INPUT RECORDS Block Start

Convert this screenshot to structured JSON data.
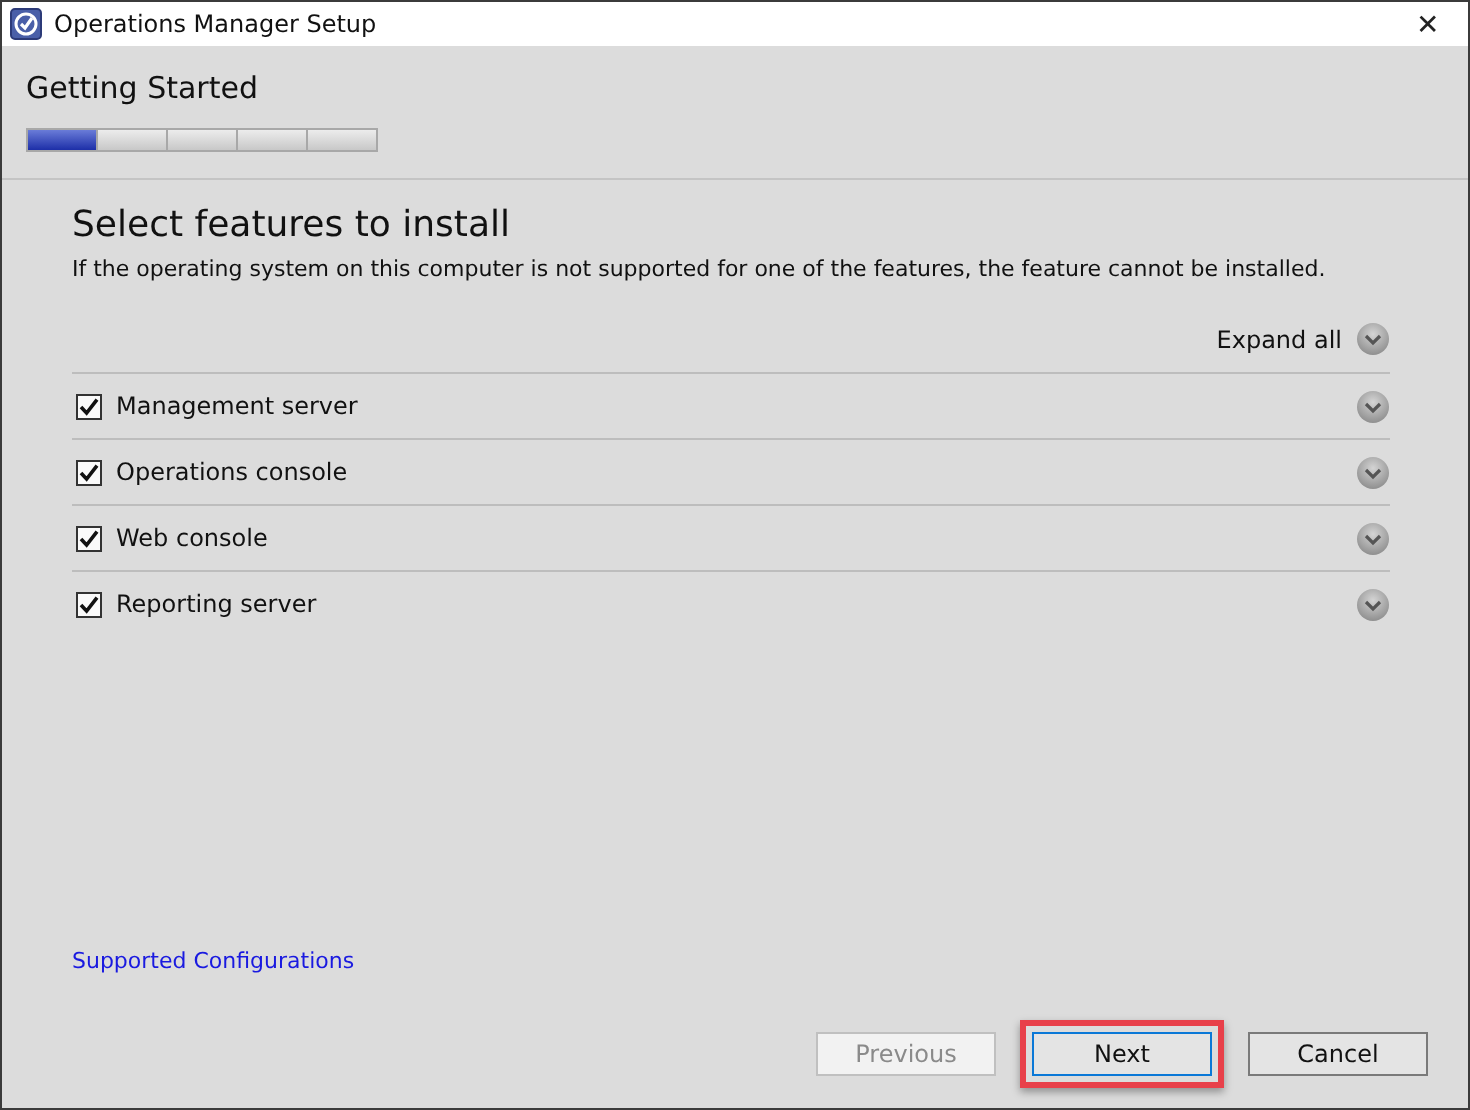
{
  "window": {
    "title": "Operations Manager Setup",
    "close": "✕"
  },
  "header": {
    "title": "Getting Started",
    "steps": [
      {
        "selected": true
      },
      {
        "selected": false
      },
      {
        "selected": false
      },
      {
        "selected": false
      },
      {
        "selected": false
      }
    ]
  },
  "page": {
    "heading": "Select features to install",
    "description": "If the operating system on this computer is not supported for one of the features, the feature cannot be installed.",
    "expand_all": "Expand all"
  },
  "features": [
    {
      "label": "Management server",
      "checked": true
    },
    {
      "label": "Operations console",
      "checked": true
    },
    {
      "label": "Web console",
      "checked": true
    },
    {
      "label": "Reporting server",
      "checked": true
    }
  ],
  "link": "Supported Configurations",
  "buttons": [
    {
      "label": "Previous",
      "disabled": true,
      "highlighted": false
    },
    {
      "label": "Next",
      "disabled": false,
      "highlighted": true
    },
    {
      "label": "Cancel",
      "disabled": false,
      "highlighted": false
    }
  ]
}
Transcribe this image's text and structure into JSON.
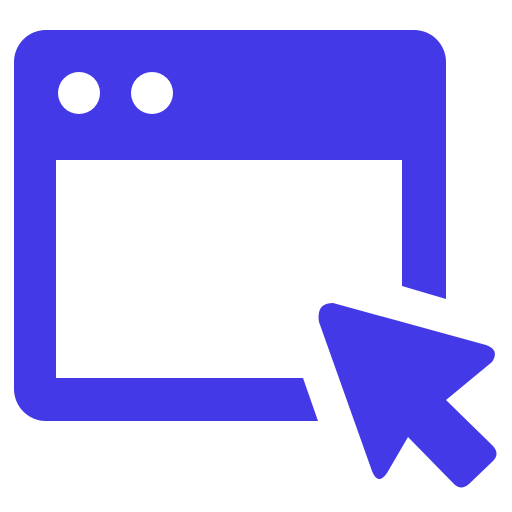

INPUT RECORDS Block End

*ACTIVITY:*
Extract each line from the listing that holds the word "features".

*RESPONSE TO THIS TASK:*
    "heading": "Select features to install",
    "description": "If the operating system on this computer is not supported for one of the features, the feature cannot be installed.",
  "features": [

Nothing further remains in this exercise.